YOUR ASSIGNMENT: Whenever a line below holds the word "title", count it once; report the total and nothing else.

[Extracted records]
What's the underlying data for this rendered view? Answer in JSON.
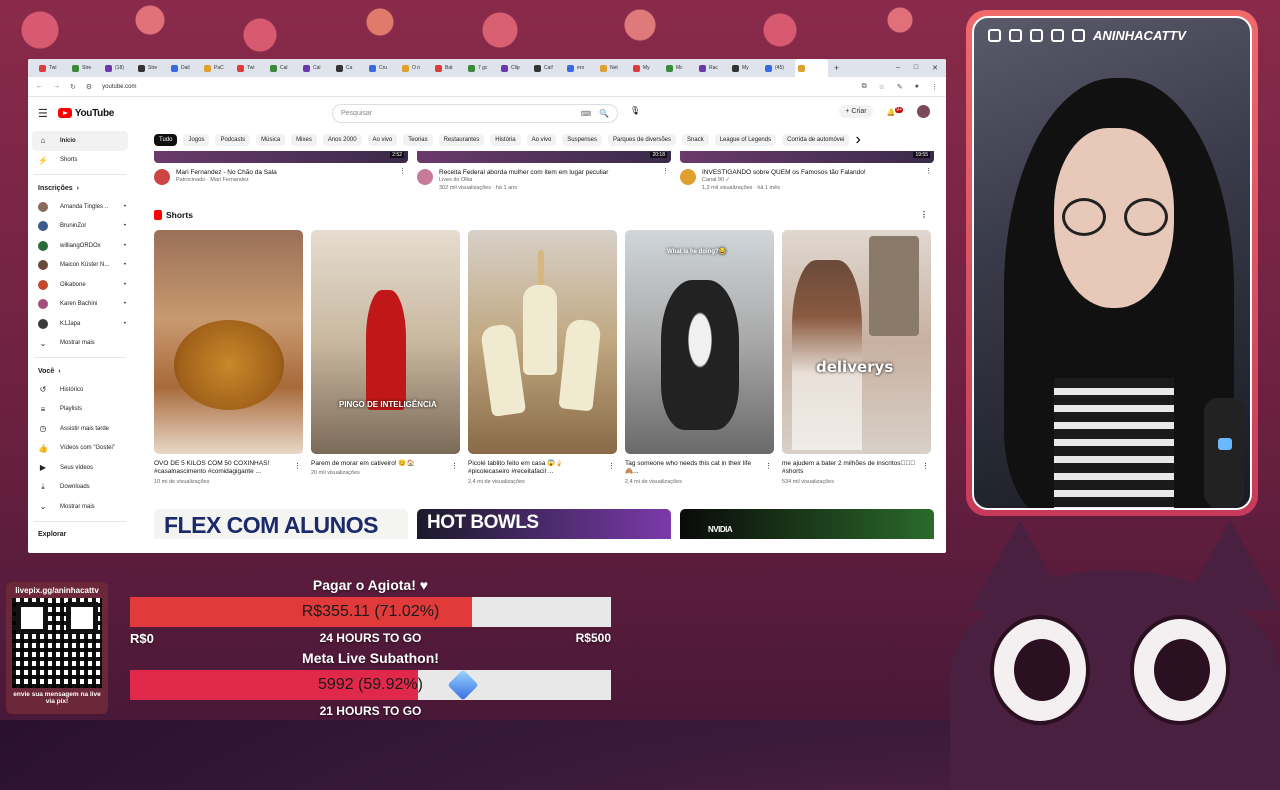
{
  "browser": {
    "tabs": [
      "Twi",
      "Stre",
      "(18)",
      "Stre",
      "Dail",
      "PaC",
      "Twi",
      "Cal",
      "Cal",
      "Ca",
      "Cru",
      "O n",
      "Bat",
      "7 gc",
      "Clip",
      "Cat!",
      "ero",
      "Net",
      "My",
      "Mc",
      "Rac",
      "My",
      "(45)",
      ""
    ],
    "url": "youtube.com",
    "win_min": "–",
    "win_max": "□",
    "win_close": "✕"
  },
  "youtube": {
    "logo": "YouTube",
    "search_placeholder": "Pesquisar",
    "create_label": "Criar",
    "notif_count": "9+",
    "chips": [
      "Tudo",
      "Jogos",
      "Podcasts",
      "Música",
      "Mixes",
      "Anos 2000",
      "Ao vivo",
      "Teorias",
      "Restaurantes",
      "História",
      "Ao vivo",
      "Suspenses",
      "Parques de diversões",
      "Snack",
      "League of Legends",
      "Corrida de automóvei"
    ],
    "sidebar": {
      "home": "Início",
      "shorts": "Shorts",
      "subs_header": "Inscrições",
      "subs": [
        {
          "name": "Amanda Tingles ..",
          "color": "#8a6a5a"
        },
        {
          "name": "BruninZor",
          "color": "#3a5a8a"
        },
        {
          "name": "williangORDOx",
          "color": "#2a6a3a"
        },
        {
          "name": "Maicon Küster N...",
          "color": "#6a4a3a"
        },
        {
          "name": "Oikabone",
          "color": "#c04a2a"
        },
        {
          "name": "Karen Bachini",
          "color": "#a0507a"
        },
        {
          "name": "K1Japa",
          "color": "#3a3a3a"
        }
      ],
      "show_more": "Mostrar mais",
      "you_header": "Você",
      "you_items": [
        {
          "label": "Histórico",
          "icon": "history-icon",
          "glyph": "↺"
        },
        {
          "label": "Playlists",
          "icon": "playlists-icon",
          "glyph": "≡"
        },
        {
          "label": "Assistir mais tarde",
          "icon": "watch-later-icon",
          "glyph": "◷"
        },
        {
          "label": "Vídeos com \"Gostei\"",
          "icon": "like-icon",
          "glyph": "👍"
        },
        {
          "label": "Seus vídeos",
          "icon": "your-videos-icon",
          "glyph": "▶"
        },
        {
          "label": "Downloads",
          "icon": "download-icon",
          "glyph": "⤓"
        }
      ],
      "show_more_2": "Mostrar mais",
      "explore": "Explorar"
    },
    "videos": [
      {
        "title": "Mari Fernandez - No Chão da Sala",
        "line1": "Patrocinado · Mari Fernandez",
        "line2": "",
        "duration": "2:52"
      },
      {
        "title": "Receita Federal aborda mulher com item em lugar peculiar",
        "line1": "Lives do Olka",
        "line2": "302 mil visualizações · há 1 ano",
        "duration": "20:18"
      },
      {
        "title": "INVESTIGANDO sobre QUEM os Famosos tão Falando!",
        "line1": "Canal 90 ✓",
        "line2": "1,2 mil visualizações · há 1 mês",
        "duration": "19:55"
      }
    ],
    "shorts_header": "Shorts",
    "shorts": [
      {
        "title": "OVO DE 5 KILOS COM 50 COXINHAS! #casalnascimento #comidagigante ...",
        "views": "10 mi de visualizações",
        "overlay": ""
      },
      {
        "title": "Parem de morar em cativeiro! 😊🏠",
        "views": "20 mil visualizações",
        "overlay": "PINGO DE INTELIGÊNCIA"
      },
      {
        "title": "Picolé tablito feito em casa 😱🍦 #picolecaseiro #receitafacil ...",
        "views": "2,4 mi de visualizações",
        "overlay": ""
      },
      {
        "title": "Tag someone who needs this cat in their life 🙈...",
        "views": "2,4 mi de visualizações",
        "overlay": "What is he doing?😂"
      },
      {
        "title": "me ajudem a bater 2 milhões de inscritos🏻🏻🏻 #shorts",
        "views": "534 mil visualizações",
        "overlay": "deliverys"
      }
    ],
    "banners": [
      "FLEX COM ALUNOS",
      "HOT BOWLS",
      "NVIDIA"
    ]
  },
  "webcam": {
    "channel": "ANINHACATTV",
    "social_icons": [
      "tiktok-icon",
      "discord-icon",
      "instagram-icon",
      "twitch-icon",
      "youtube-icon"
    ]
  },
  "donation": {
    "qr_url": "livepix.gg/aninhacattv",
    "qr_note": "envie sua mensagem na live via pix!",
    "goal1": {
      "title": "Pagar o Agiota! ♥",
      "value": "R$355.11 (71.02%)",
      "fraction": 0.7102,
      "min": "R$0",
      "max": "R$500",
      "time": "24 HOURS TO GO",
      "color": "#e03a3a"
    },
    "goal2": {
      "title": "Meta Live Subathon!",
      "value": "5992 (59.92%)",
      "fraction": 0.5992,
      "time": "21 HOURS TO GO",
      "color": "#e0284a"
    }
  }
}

SOLUTION: 10